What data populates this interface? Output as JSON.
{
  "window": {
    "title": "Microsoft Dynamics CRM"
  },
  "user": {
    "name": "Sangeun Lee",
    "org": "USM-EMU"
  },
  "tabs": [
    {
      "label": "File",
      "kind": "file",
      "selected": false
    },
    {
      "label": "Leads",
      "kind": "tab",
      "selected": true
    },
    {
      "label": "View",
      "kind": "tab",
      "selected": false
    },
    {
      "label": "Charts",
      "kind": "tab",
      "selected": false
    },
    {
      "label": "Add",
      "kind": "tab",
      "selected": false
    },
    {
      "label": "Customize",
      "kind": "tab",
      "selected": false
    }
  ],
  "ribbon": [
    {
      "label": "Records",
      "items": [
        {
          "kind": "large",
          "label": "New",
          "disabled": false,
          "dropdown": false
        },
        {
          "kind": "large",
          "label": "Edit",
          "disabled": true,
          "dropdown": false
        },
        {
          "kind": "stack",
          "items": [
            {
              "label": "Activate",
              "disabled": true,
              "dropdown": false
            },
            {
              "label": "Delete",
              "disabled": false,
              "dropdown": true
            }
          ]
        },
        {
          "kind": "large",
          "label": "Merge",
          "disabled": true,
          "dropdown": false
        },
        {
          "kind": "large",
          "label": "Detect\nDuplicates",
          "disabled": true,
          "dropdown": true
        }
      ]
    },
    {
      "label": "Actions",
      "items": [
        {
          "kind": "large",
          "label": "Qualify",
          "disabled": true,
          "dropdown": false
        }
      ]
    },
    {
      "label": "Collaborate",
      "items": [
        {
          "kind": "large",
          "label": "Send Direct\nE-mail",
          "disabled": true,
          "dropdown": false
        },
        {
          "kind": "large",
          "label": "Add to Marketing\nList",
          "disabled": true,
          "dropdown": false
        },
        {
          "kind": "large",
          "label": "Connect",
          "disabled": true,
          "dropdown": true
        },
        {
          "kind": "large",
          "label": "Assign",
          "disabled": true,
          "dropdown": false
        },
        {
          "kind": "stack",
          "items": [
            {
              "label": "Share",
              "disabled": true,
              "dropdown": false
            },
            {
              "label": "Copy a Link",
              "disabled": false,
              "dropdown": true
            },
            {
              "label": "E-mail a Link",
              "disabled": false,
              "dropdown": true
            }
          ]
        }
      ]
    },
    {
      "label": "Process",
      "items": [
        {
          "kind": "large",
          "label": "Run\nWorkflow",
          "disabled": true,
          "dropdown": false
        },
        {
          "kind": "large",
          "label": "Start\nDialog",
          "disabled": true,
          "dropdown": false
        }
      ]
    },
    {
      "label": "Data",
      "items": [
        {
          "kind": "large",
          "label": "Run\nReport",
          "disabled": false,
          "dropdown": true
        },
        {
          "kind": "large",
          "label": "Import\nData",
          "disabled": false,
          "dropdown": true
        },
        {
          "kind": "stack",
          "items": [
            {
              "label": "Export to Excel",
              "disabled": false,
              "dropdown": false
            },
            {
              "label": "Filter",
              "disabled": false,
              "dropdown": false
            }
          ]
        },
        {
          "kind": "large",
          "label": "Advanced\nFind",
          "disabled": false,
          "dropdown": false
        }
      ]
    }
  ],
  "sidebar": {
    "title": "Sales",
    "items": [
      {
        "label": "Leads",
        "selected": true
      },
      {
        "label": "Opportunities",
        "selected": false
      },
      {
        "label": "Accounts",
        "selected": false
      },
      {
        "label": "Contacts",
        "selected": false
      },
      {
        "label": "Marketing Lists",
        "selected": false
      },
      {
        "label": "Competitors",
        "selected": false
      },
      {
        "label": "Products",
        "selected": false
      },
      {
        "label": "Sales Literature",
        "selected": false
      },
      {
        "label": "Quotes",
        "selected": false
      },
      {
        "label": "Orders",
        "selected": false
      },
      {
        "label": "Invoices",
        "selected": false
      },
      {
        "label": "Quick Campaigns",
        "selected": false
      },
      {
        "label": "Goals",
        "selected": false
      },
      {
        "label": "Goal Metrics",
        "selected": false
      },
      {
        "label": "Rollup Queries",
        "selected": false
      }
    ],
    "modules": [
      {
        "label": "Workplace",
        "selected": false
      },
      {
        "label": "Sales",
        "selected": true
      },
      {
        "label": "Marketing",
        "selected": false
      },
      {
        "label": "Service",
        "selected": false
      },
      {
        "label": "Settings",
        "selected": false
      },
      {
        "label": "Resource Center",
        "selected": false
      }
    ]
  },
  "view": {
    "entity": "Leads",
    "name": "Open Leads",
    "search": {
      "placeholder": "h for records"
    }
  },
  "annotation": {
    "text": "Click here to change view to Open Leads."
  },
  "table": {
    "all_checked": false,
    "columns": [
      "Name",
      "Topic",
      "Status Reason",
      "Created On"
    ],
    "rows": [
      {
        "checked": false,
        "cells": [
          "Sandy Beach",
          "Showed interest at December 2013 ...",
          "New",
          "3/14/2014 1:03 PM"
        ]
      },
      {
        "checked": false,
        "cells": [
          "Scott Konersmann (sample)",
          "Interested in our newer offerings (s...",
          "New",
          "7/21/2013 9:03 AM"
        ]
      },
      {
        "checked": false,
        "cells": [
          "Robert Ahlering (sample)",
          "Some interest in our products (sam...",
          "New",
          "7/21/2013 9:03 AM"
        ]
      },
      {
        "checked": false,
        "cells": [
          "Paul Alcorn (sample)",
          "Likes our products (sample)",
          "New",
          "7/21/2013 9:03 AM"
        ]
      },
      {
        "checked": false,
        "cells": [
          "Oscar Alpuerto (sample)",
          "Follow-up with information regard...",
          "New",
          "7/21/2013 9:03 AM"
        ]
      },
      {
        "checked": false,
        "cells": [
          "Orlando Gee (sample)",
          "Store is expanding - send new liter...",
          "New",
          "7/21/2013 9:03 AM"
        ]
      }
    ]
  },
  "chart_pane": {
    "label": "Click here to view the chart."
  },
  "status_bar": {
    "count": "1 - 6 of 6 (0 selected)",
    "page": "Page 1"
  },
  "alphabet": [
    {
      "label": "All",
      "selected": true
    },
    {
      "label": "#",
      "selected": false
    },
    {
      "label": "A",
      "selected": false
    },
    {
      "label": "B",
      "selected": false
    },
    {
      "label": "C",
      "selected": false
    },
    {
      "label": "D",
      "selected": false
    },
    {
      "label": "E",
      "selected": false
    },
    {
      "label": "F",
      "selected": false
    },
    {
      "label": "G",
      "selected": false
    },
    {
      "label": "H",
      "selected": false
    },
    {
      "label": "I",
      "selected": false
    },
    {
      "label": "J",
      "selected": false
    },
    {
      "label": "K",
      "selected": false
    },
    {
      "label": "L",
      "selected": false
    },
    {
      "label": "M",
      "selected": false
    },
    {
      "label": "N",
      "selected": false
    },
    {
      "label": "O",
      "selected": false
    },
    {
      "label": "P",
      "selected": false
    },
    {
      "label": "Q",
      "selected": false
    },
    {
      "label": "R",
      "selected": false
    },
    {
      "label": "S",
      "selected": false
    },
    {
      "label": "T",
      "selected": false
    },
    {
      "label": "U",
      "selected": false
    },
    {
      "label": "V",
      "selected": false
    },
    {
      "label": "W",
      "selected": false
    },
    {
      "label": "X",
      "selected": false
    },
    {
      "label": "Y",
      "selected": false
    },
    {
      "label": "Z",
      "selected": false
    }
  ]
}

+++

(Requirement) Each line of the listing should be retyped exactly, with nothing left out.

(Solution below)
What data populates this interface? Output as JSON.
{
  "window": {
    "title": "Microsoft Dynamics CRM"
  },
  "user": {
    "name": "Sangeun Lee",
    "org": "USM-EMU"
  },
  "tabs": [
    {
      "label": "File",
      "kind": "file",
      "selected": false
    },
    {
      "label": "Leads",
      "kind": "tab",
      "selected": true
    },
    {
      "label": "View",
      "kind": "tab",
      "selected": false
    },
    {
      "label": "Charts",
      "kind": "tab",
      "selected": false
    },
    {
      "label": "Add",
      "kind": "tab",
      "selected": false
    },
    {
      "label": "Customize",
      "kind": "tab",
      "selected": false
    }
  ],
  "ribbon": [
    {
      "label": "Records",
      "items": [
        {
          "kind": "large",
          "label": "New",
          "disabled": false,
          "dropdown": false
        },
        {
          "kind": "large",
          "label": "Edit",
          "disabled": true,
          "dropdown": false
        },
        {
          "kind": "stack",
          "items": [
            {
              "label": "Activate",
              "disabled": true,
              "dropdown": false
            },
            {
              "label": "Delete",
              "disabled": false,
              "dropdown": true
            }
          ]
        },
        {
          "kind": "large",
          "label": "Merge",
          "disabled": true,
          "dropdown": false
        },
        {
          "kind": "large",
          "label": "Detect\nDuplicates",
          "disabled": true,
          "dropdown": true
        }
      ]
    },
    {
      "label": "Actions",
      "items": [
        {
          "kind": "large",
          "label": "Qualify",
          "disabled": true,
          "dropdown": false
        }
      ]
    },
    {
      "label": "Collaborate",
      "items": [
        {
          "kind": "large",
          "label": "Send Direct\nE-mail",
          "disabled": true,
          "dropdown": false
        },
        {
          "kind": "large",
          "label": "Add to Marketing\nList",
          "disabled": true,
          "dropdown": false
        },
        {
          "kind": "large",
          "label": "Connect",
          "disabled": true,
          "dropdown": true
        },
        {
          "kind": "large",
          "label": "Assign",
          "disabled": true,
          "dropdown": false
        },
        {
          "kind": "stack",
          "items": [
            {
              "label": "Share",
              "disabled": true,
              "dropdown": false
            },
            {
              "label": "Copy a Link",
              "disabled": false,
              "dropdown": true
            },
            {
              "label": "E-mail a Link",
              "disabled": false,
              "dropdown": true
            }
          ]
        }
      ]
    },
    {
      "label": "Process",
      "items": [
        {
          "kind": "large",
          "label": "Run\nWorkflow",
          "disabled": true,
          "dropdown": false
        },
        {
          "kind": "large",
          "label": "Start\nDialog",
          "disabled": true,
          "dropdown": false
        }
      ]
    },
    {
      "label": "Data",
      "items": [
        {
          "kind": "large",
          "label": "Run\nReport",
          "disabled": false,
          "dropdown": true
        },
        {
          "kind": "large",
          "label": "Import\nData",
          "disabled": false,
          "dropdown": true
        },
        {
          "kind": "stack",
          "items": [
            {
              "label": "Export to Excel",
              "disabled": false,
              "dropdown": false
            },
            {
              "label": "Filter",
              "disabled": false,
              "dropdown": false
            }
          ]
        },
        {
          "kind": "large",
          "label": "Advanced\nFind",
          "disabled": false,
          "dropdown": false
        }
      ]
    }
  ],
  "sidebar": {
    "title": "Sales",
    "items": [
      {
        "label": "Leads",
        "selected": true
      },
      {
        "label": "Opportunities",
        "selected": false
      },
      {
        "label": "Accounts",
        "selected": false
      },
      {
        "label": "Contacts",
        "selected": false
      },
      {
        "label": "Marketing Lists",
        "selected": false
      },
      {
        "label": "Competitors",
        "selected": false
      },
      {
        "label": "Products",
        "selected": false
      },
      {
        "label": "Sales Literature",
        "selected": false
      },
      {
        "label": "Quotes",
        "selected": false
      },
      {
        "label": "Orders",
        "selected": false
      },
      {
        "label": "Invoices",
        "selected": false
      },
      {
        "label": "Quick Campaigns",
        "selected": false
      },
      {
        "label": "Goals",
        "selected": false
      },
      {
        "label": "Goal Metrics",
        "selected": false
      },
      {
        "label": "Rollup Queries",
        "selected": false
      }
    ],
    "modules": [
      {
        "label": "Workplace",
        "selected": false
      },
      {
        "label": "Sales",
        "selected": true
      },
      {
        "label": "Marketing",
        "selected": false
      },
      {
        "label": "Service",
        "selected": false
      },
      {
        "label": "Settings",
        "selected": false
      },
      {
        "label": "Resource Center",
        "selected": false
      }
    ]
  },
  "view": {
    "entity": "Leads",
    "name": "Open Leads",
    "search": {
      "placeholder": "h for records"
    }
  },
  "annotation": {
    "text": "Click here to change view to Open Leads."
  },
  "table": {
    "all_checked": false,
    "columns": [
      "Name",
      "Topic",
      "Status Reason",
      "Created On"
    ],
    "rows": [
      {
        "checked": false,
        "cells": [
          "Sandy Beach",
          "Showed interest at December 2013 ...",
          "New",
          "3/14/2014 1:03 PM"
        ]
      },
      {
        "checked": false,
        "cells": [
          "Scott Konersmann (sample)",
          "Interested in our newer offerings (s...",
          "New",
          "7/21/2013 9:03 AM"
        ]
      },
      {
        "checked": false,
        "cells": [
          "Robert Ahlering (sample)",
          "Some interest in our products (sam...",
          "New",
          "7/21/2013 9:03 AM"
        ]
      },
      {
        "checked": false,
        "cells": [
          "Paul Alcorn (sample)",
          "Likes our products (sample)",
          "New",
          "7/21/2013 9:03 AM"
        ]
      },
      {
        "checked": false,
        "cells": [
          "Oscar Alpuerto (sample)",
          "Follow-up with information regard...",
          "New",
          "7/21/2013 9:03 AM"
        ]
      },
      {
        "checked": false,
        "cells": [
          "Orlando Gee (sample)",
          "Store is expanding - send new liter...",
          "New",
          "7/21/2013 9:03 AM"
        ]
      }
    ]
  },
  "chart_pane": {
    "label": "Click here to view the chart."
  },
  "status_bar": {
    "count": "1 - 6 of 6 (0 selected)",
    "page": "Page 1"
  },
  "alphabet": [
    {
      "label": "All",
      "selected": true
    },
    {
      "label": "#",
      "selected": false
    },
    {
      "label": "A",
      "selected": false
    },
    {
      "label": "B",
      "selected": false
    },
    {
      "label": "C",
      "selected": false
    },
    {
      "label": "D",
      "selected": false
    },
    {
      "label": "E",
      "selected": false
    },
    {
      "label": "F",
      "selected": false
    },
    {
      "label": "G",
      "selected": false
    },
    {
      "label": "H",
      "selected": false
    },
    {
      "label": "I",
      "selected": false
    },
    {
      "label": "J",
      "selected": false
    },
    {
      "label": "K",
      "selected": false
    },
    {
      "label": "L",
      "selected": false
    },
    {
      "label": "M",
      "selected": false
    },
    {
      "label": "N",
      "selected": false
    },
    {
      "label": "O",
      "selected": false
    },
    {
      "label": "P",
      "selected": false
    },
    {
      "label": "Q",
      "selected": false
    },
    {
      "label": "R",
      "selected": false
    },
    {
      "label": "S",
      "selected": false
    },
    {
      "label": "T",
      "selected": false
    },
    {
      "label": "U",
      "selected": false
    },
    {
      "label": "V",
      "selected": false
    },
    {
      "label": "W",
      "selected": false
    },
    {
      "label": "X",
      "selected": false
    },
    {
      "label": "Y",
      "selected": false
    },
    {
      "label": "Z",
      "selected": false
    }
  ]
}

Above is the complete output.